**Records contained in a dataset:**
___

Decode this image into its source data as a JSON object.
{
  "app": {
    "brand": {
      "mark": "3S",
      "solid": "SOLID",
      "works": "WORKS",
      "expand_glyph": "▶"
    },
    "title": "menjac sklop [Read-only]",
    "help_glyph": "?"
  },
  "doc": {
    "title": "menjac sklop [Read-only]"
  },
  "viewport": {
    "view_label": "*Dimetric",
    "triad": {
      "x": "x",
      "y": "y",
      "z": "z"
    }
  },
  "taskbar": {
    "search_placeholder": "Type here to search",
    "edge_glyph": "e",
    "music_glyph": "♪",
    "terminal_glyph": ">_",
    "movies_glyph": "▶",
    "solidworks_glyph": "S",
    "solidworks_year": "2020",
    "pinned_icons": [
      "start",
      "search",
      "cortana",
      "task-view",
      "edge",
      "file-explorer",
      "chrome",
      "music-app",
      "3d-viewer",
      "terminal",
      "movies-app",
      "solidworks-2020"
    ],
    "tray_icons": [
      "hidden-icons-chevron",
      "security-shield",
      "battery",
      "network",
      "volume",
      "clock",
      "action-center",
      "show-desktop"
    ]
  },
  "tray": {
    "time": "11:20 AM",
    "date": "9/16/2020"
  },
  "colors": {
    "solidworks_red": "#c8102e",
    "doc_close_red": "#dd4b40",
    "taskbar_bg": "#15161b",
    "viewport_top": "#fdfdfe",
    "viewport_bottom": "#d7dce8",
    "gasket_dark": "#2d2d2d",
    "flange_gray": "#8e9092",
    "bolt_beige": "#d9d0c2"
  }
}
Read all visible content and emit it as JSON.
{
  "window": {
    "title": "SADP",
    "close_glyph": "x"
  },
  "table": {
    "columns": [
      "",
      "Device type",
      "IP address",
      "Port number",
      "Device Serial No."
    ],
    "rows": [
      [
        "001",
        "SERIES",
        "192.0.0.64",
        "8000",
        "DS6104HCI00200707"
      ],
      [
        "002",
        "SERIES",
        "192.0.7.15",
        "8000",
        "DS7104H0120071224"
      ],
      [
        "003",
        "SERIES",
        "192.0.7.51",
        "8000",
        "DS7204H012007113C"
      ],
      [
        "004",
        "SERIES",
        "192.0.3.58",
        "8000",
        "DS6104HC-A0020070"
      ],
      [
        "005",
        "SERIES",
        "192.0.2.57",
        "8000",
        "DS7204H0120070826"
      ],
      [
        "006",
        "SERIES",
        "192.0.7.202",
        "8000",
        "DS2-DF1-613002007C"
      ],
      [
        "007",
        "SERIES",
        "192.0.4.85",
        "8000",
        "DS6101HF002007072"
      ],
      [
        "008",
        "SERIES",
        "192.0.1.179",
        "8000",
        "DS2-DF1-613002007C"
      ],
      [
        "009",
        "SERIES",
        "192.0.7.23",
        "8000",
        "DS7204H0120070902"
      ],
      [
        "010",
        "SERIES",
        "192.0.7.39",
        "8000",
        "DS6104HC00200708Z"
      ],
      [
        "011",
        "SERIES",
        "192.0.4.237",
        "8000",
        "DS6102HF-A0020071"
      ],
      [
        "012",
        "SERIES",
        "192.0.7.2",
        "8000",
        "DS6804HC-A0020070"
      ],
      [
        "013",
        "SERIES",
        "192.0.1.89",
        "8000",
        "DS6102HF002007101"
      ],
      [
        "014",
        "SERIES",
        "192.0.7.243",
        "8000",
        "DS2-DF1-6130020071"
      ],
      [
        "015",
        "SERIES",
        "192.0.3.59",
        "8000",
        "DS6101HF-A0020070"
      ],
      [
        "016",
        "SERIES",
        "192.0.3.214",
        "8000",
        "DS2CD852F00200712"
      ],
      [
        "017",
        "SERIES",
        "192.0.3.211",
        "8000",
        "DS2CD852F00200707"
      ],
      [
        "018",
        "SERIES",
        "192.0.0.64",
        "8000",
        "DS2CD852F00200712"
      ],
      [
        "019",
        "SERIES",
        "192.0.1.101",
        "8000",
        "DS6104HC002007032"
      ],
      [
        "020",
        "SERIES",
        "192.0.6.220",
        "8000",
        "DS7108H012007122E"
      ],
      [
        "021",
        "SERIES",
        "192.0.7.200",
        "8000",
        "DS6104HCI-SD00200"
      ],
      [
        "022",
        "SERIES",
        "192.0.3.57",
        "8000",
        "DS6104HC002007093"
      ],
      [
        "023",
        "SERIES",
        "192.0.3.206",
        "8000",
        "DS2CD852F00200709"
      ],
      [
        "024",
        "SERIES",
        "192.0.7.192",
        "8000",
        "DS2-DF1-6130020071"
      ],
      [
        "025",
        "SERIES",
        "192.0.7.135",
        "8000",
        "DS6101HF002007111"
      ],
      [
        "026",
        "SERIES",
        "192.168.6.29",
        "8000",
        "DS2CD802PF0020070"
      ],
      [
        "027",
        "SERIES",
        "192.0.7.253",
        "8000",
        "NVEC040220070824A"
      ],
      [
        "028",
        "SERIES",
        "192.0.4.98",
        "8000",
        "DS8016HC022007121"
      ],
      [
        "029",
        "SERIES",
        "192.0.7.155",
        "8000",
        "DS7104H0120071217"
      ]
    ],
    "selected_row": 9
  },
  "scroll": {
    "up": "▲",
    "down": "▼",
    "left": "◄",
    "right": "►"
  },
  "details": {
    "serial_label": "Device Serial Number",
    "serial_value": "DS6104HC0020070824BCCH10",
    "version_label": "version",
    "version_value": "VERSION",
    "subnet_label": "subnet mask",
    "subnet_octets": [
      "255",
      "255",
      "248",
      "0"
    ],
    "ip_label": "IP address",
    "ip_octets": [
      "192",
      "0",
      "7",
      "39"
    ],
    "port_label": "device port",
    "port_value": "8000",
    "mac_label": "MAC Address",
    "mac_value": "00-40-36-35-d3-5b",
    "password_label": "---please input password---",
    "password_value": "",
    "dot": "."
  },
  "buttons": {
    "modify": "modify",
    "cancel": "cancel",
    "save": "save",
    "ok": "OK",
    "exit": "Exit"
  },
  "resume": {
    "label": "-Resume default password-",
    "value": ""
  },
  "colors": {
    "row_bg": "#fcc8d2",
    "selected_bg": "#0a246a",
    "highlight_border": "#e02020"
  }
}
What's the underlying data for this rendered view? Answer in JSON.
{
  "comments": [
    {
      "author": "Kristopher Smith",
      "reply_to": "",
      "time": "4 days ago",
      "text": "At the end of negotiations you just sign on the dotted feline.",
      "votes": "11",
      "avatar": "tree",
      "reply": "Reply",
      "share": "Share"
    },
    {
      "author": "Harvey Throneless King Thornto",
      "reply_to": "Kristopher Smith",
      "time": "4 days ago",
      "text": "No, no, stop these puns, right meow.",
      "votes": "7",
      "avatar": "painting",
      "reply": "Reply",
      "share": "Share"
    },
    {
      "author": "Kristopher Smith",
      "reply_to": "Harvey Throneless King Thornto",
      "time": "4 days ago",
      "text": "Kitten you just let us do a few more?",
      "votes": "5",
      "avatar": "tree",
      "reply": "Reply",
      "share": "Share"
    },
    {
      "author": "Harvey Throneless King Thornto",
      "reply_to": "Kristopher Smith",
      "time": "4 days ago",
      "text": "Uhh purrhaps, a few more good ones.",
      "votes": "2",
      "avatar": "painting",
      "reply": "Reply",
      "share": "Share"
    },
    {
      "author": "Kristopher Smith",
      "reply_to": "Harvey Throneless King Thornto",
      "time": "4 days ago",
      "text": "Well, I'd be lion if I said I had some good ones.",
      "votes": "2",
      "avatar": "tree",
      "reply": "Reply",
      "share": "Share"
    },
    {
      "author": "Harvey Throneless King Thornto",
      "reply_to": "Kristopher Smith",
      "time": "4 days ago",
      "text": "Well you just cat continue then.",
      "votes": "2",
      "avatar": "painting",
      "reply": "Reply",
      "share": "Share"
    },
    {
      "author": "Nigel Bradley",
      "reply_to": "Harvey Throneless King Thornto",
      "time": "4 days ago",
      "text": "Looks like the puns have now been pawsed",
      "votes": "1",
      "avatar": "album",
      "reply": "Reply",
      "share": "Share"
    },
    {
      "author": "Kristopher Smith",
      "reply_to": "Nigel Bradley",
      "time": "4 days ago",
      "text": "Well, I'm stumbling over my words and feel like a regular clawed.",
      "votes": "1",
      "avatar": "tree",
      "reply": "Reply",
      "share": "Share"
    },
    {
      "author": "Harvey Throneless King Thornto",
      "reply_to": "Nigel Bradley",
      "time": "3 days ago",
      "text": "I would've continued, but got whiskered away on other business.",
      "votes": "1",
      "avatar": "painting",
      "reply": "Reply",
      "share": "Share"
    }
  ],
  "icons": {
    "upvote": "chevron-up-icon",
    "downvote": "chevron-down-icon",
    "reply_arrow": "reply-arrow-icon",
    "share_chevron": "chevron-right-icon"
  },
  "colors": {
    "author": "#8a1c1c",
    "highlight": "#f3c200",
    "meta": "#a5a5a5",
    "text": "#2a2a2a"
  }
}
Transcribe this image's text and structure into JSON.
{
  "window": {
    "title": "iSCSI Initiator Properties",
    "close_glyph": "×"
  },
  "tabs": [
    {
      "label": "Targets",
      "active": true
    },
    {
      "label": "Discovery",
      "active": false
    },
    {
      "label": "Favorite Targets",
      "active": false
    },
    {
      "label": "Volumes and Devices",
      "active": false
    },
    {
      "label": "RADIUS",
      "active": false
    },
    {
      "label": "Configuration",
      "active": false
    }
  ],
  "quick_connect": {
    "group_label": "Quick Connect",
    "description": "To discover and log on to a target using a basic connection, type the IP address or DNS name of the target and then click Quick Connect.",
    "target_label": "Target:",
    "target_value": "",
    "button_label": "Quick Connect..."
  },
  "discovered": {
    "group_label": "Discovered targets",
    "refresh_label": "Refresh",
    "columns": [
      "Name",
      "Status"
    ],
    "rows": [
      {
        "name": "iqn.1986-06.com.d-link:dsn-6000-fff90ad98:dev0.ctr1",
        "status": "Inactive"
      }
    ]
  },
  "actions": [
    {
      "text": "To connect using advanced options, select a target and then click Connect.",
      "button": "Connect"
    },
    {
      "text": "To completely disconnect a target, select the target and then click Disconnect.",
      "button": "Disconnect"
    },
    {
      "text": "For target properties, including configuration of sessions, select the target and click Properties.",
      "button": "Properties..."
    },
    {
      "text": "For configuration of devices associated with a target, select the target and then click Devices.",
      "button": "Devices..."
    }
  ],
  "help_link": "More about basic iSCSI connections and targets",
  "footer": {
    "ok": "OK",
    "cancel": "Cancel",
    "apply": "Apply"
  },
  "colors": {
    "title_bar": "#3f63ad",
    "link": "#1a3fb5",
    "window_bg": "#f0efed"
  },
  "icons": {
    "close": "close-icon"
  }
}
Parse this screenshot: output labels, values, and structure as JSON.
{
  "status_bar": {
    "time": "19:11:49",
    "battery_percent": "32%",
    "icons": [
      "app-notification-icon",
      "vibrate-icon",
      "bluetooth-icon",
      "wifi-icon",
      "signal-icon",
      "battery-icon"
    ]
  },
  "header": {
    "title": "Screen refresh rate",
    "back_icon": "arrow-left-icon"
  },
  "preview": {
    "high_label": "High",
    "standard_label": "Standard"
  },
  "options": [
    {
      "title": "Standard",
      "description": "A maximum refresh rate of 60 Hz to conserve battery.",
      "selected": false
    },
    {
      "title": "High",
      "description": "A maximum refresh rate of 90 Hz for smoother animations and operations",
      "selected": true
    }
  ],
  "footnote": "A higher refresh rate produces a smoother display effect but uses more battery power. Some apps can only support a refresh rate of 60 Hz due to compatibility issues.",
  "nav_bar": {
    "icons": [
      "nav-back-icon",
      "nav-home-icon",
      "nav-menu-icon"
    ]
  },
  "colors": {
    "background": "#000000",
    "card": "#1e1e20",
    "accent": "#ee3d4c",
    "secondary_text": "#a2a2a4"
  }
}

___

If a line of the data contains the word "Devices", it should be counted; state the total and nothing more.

3